Less than a month after VANOC announced they may be scrapping the 2010 medal award ceremonies in Whistler as a cost cutting strategy, another financial situation has been brought into question. The companies that are building Vancouver's Olympic Village are requesting a $750 million loan from Wall Street to ensure that the project will be finished by this time next year. Although these types of loans are common in the building of Olympic infrastructure, the current state of the economy has made these requests more difficult for the borrower. Vancouver may have to put up $500 million as a security deposit on the loan on top of the already outstanding $100 million they put up to keep construction going.
As real estate prices drop Fortress Investment Group wants a guarantee from the City of Vancouver that the loan will be re-payed. After the games the Olympic Village will be sold off as condominiums, in turn creating enough money to pay off the loan. With the values of these condos plummeting the profitability expectations of the plan seem outdated.
Fortress is currently under contract with VANOC and is responsible for funding the infrastructure, in full, until 2010 so there is no doubt that it will be finished, but here is the catch. The agreement made earlier came with a higher than normal interest rate, around 8% per annum or $50 million a year for tax payers in Vancouver. This interest rate ( which is double what it would be today if re-negotiated) coupled with falling real estate prices create a situation where prior profitability expectations are impossible.
Mayor of Vancouver, Gregory Robinson is facing some important decisions in weeks to come in order to resolve this financial predicament. Since the condos are not selling as quickly as hoped ( 250 out of 750) and for less than expected a new plan has been suggested that will delay the sales until the market corrects itself. That time won't come soon enough though as tax payers will be paying more to cover the interest on the outstanding balance long after the 2010 Games.
Mayor Robinson is currently looking for other sources for funding the Olympic Village in hopes that a better deal may be put on the table. He plans to use the good provincial credit rating as a selling point for a new lender which has sparked responses from non-Vancouver residents who feel this is the cities problem not British Columbia's.

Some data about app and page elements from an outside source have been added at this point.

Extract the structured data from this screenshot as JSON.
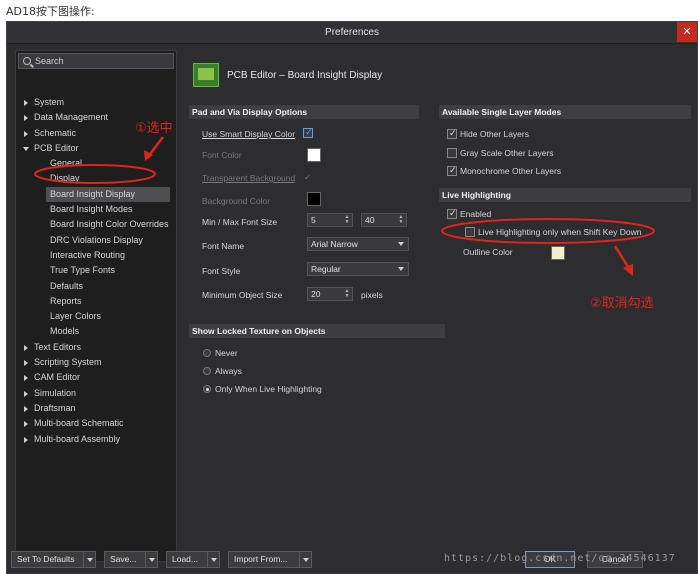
{
  "caption": "AD18按下图操作:",
  "window": {
    "title": "Preferences",
    "close_glyph": "✕"
  },
  "search": {
    "label": "Search"
  },
  "tree": {
    "top_items_before": [
      "System",
      "Data Management",
      "Schematic"
    ],
    "pcb_editor": "PCB Editor",
    "pcb_children": [
      "General",
      "Display",
      "Board Insight Display",
      "Board Insight Modes",
      "Board Insight Color Overrides",
      "DRC Violations Display",
      "Interactive Routing",
      "True Type Fonts",
      "Defaults",
      "Reports",
      "Layer Colors",
      "Models"
    ],
    "top_items_after": [
      "Text Editors",
      "Scripting System",
      "CAM Editor",
      "Simulation",
      "Draftsman",
      "Multi-board Schematic",
      "Multi-board Assembly"
    ],
    "selected": "Board Insight Display"
  },
  "header": {
    "title": "PCB Editor – Board Insight Display",
    "icon": "pcb-board-icon"
  },
  "pad_via": {
    "heading": "Pad and Via Display Options",
    "smart_color_label": "Use Smart Display Color",
    "smart_color_checked": true,
    "font_color_label": "Font Color",
    "font_color": "#ffffff",
    "transparent_bg_label": "Transparent Background",
    "bg_color_label": "Background Color",
    "bg_color": "#000000",
    "font_size_label": "Min / Max Font Size",
    "min_font": "5",
    "max_font": "40",
    "font_name_label": "Font Name",
    "font_name": "Arial Narrow",
    "font_style_label": "Font Style",
    "font_style": "Regular",
    "min_obj_label": "Minimum Object Size",
    "min_obj": "20",
    "min_obj_unit": "pixels"
  },
  "locked": {
    "heading": "Show Locked Texture on Objects",
    "options": [
      "Never",
      "Always",
      "Only When Live Highlighting"
    ],
    "selected": "Only When Live Highlighting"
  },
  "single_layer": {
    "heading": "Available Single Layer Modes",
    "options": [
      {
        "label": "Hide Other Layers",
        "checked": true
      },
      {
        "label": "Gray Scale Other Layers",
        "checked": false
      },
      {
        "label": "Monochrome Other Layers",
        "checked": true
      }
    ]
  },
  "live": {
    "heading": "Live Highlighting",
    "enabled_label": "Enabled",
    "enabled_checked": true,
    "shift_label": "Live Highlighting only when Shift Key Down",
    "shift_checked": false,
    "outline_label": "Outline Color",
    "outline_color": "#f2f0cc"
  },
  "buttons": {
    "defaults": "Set To Defaults",
    "save": "Save...",
    "load": "Load...",
    "import": "Import From...",
    "ok": "OK",
    "cancel": "Cancel"
  },
  "annotations": {
    "select": "①选中",
    "uncheck": "②取消勾选",
    "color": "#e0251b"
  },
  "watermark": "https://blog.csdn.net/qq_24546137"
}
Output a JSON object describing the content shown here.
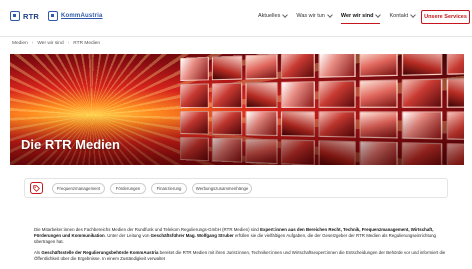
{
  "header": {
    "logo_rtr": "RTR",
    "logo_ka": "KommAustria",
    "nav": [
      {
        "label": "Aktuelles",
        "active": false
      },
      {
        "label": "Was wir tun",
        "active": false
      },
      {
        "label": "Wer wir sind",
        "active": true
      },
      {
        "label": "Kontakt",
        "active": false
      }
    ],
    "cta_label": "Unsere Services"
  },
  "breadcrumb": [
    "Medien",
    "Wer wir sind",
    "RTR Medien"
  ],
  "hero": {
    "title": "Die RTR Medien"
  },
  "tags": {
    "icon": "tag-icon",
    "items": [
      "Frequenzmanagement",
      "Förderungen",
      "Finanzierung",
      "Werbungszusammenhänge"
    ]
  },
  "content": {
    "p1_a": "Die Mitarbeiter:innen des Fachbereichs Medien der Rundfunk und Telekom Regulierungs-GmbH (RTR Medien) sind ",
    "p1_b": "Expert:innen aus den Bereichen Recht, Technik, Frequenzmanagement, Wirtschaft, Förderungen und Kommunikation",
    "p1_c": ". Unter der Leitung von ",
    "p1_d": "Geschäftsführer Mag. Wolfgang Struber",
    "p1_e": " erfüllen sie die vielfältigen Aufgaben, die der Gesetzgeber der RTR Medien als Regulierungseinrichtung übertragen hat.",
    "p2_a": "Als ",
    "p2_b": "Geschäftsstelle der Regulierungsbehörde KommAustria",
    "p2_c": " bereitet die RTR Medien mit ihren Jurist:innen, Techniker:innen und Wirtschaftsexpert:innen die Entscheidungen der Behörde vor und informiert die Öffentlichkeit über die Ergebnisse. In einem Zuständigkeit verwaltet"
  },
  "colors": {
    "accent": "#c4161c",
    "brand_blue": "#2f5aa8"
  }
}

As the Olympic clock ticks down to the Opening Ceremonies which will be held just over a year from now, the feelings that encompassed the monument have changed. They have been shadowed by a financial crisis that has affected all aspects of the games from Award Ceremonies to infrastructure that is needed to support the games. Was agreeing to host the Olympics a poor decision that may be more trouble than it is worth or is it external circumstances that are out of our control that are responsible for such a struggled run for the finish line?